Using Art to Understand Forests

Thursday, June 26, 2014
Caroline Chaboo

Ever since Steve Goddard, KU’s Spencer Art Museum, introduced me to Sunprints during our 2011 field class at the CICRA Biological Station, I have incorporated this art/science activity with subsequent classes. Sun-printing, developed by 19th century artists, uses the sun’s UV rays to make prints of objects on photographic paper. [UC Berkeley sells convenient kits].

After a morning of tough high-elevation hiking and a rich lunch of quinoa soup, we needed a quieter diversion. My kit had 15 sheets, enough for my KU students as well as others conducting research here. Each person collected some leaves and flowers and spent a few minutes designing their layout. Then we got to “printing”, essentially exposing the plate to sun for ~4-6 mins.

The end-product is beautiful and frame-able. Indeed, some appeared in our 2012 Spencer exhibition, This fun art/science exercise opens various discussions, e.g., about sunlight traveling down through forest layers* and leaf morphology**. No winner of our competition was selected since we could not agree on a single most beautiful plate from so many.

– Caroline Chaboo

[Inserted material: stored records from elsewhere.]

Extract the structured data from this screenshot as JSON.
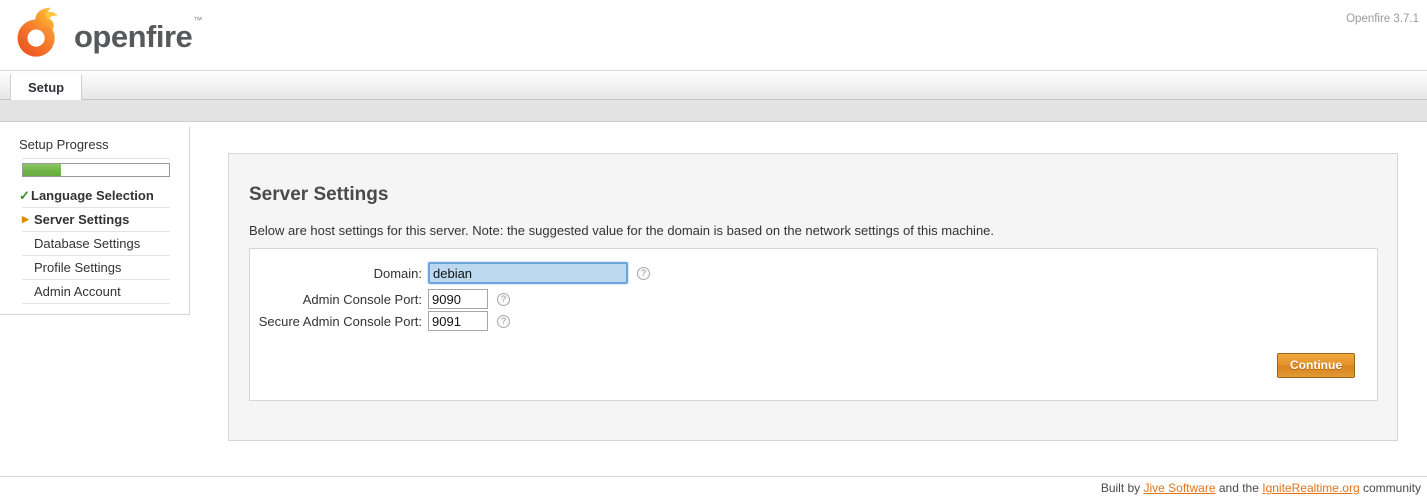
{
  "header": {
    "product_name": "openfire",
    "trademark": "™",
    "version": "Openfire 3.7.1",
    "logo_icon": "openfire-flame-logo"
  },
  "tabs": [
    {
      "label": "Setup",
      "active": true
    }
  ],
  "sidebar": {
    "title": "Setup Progress",
    "progress_percent": 26,
    "items": [
      {
        "label": "Language Selection",
        "state": "done",
        "marker": "✓"
      },
      {
        "label": "Server Settings",
        "state": "current",
        "marker": "▶"
      },
      {
        "label": "Database Settings",
        "state": "pending",
        "marker": ""
      },
      {
        "label": "Profile Settings",
        "state": "pending",
        "marker": ""
      },
      {
        "label": "Admin Account",
        "state": "pending",
        "marker": ""
      }
    ]
  },
  "main": {
    "title": "Server Settings",
    "description": "Below are host settings for this server. Note: the suggested value for the domain is based on the network settings of this machine.",
    "fields": [
      {
        "label": "Domain:",
        "value": "debian",
        "placeholder": "",
        "help": "?",
        "focused": true
      },
      {
        "label": "Admin Console Port:",
        "value": "9090",
        "placeholder": "",
        "help": "?",
        "focused": false
      },
      {
        "label": "Secure Admin Console Port:",
        "value": "9091",
        "placeholder": "",
        "help": "?",
        "focused": false
      }
    ],
    "continue_label": "Continue"
  },
  "footer": {
    "prefix": "Built by ",
    "link1": "Jive Software",
    "middle": " and the ",
    "link2": "IgniteRealtime.org",
    "suffix": " community"
  },
  "colors": {
    "accent_orange": "#e5731a",
    "progress_green": "#6fb546",
    "focus_blue": "#6aa6dd",
    "selection_blue": "#bcd7f0",
    "button_orange": "#e2912a"
  }
}
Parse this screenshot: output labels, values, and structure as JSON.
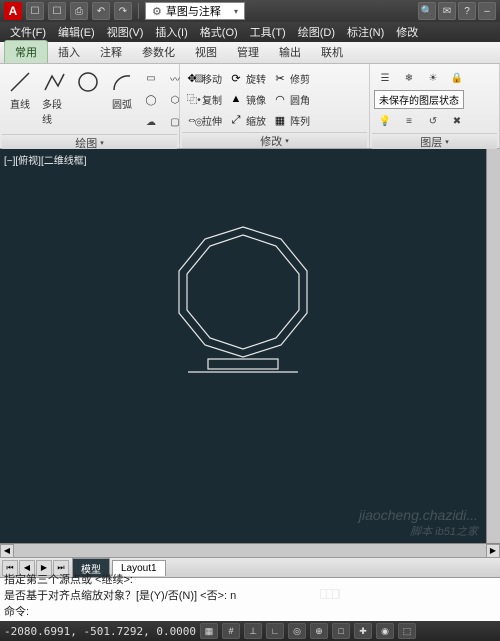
{
  "app_icon_letter": "A",
  "qat": [
    "☐",
    "☐",
    "⎙",
    "↶",
    "↷"
  ],
  "workspace": {
    "icon": "⚙",
    "label": "草图与注释",
    "dd": "▾"
  },
  "title_right_icons": [
    "🔍",
    "✉",
    "?",
    "–"
  ],
  "menu": [
    "文件(F)",
    "编辑(E)",
    "视图(V)",
    "插入(I)",
    "格式(O)",
    "工具(T)",
    "绘图(D)",
    "标注(N)",
    "修改"
  ],
  "ribbon_tabs": [
    "常用",
    "插入",
    "注释",
    "参数化",
    "视图",
    "管理",
    "输出",
    "联机"
  ],
  "active_ribbon_tab": 0,
  "panel_draw": {
    "title": "绘图",
    "dd": "▾",
    "line": "直线",
    "polyline": "多段线",
    "arc": "圆弧"
  },
  "panel_modify": {
    "title": "修改",
    "dd": "▾",
    "move": {
      "icon": "✥",
      "label": "移动"
    },
    "rotate": {
      "icon": "⟳",
      "label": "旋转"
    },
    "trim": {
      "icon": "✂",
      "label": "修剪"
    },
    "copy": {
      "icon": "⿻",
      "label": "复制"
    },
    "mirror": {
      "icon": "▲",
      "label": "镜像"
    },
    "fillet": {
      "icon": "◠",
      "label": "圆角"
    },
    "stretch": {
      "icon": "⇔",
      "label": "拉伸"
    },
    "scale": {
      "icon": "⤢",
      "label": "缩放"
    },
    "array": {
      "icon": "▦",
      "label": "阵列"
    }
  },
  "panel_layers": {
    "title": "图层",
    "dd": "▾",
    "unsaved": "未保存的图层状态"
  },
  "canvas": {
    "view_label": "[−][俯视][二维线框]"
  },
  "watermark": "jiaocheng.chazidi...",
  "watermark2": "脚本 ib51之家",
  "model_tabs": {
    "nav": [
      "⏮",
      "◀",
      "▶",
      "⏭"
    ],
    "tabs": [
      "模型",
      "Layout1"
    ],
    "active": 0
  },
  "cmd": {
    "line1": "指定第三个源点或 <继续>:",
    "line2": "是否基于对齐点缩放对象？[是(Y)/否(N)] <否>: n",
    "prompt": "命令:",
    "input": ""
  },
  "status": {
    "coords": "-2080.6991, -501.7292, 0.0000",
    "buttons": [
      "▦",
      "#",
      "⊥",
      "∟",
      "◎",
      "⊕",
      "□",
      "✚",
      "◉",
      "⬚"
    ]
  }
}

* John A. Endler. 1993. The Color of Light in Forests and Its Implications. Ecological Monographs Vol. 63, No. 1, pp. 1-27.

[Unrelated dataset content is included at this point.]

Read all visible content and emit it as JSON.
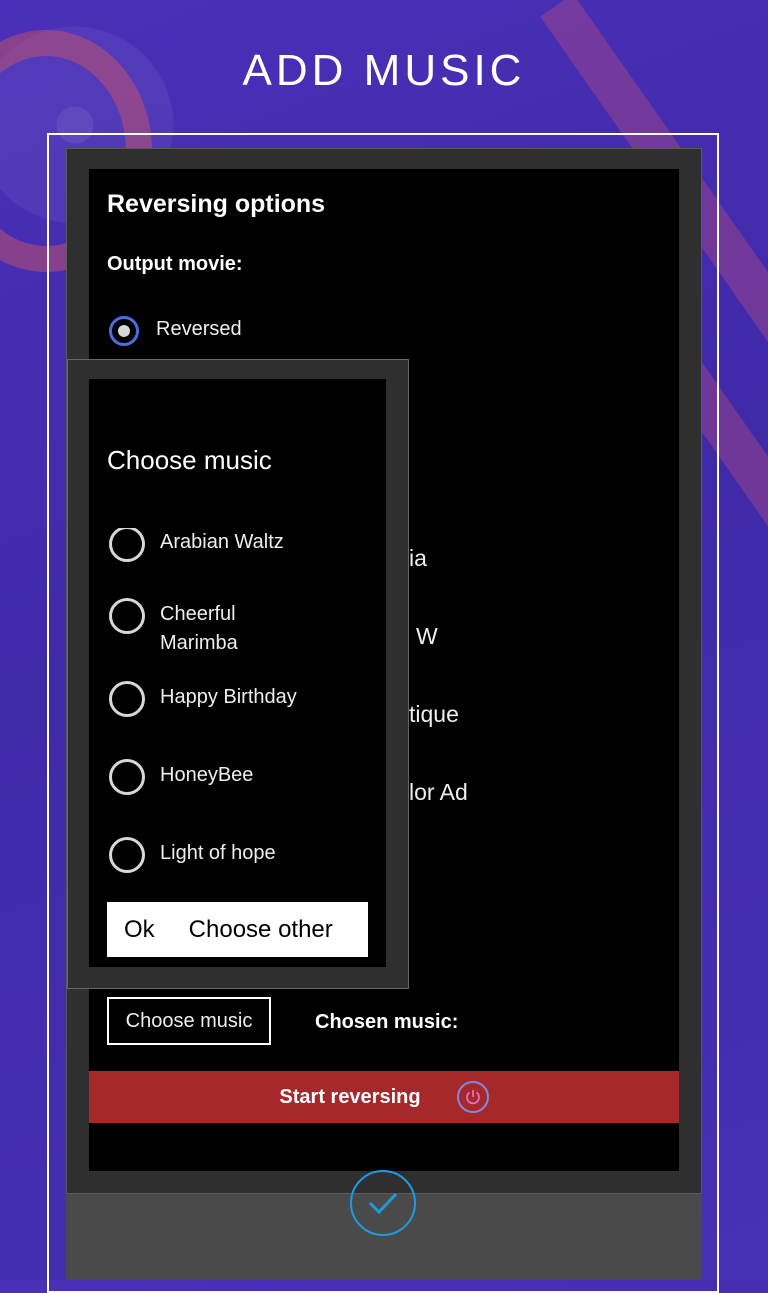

** AP Coble, MA Cavleri. 2014. Light drives vertical gradients of leaf morphology in a sugar maple (Acer saccharum) forest. Tree Physiology 02/2014; DOI:10.1093/treephys/tpt126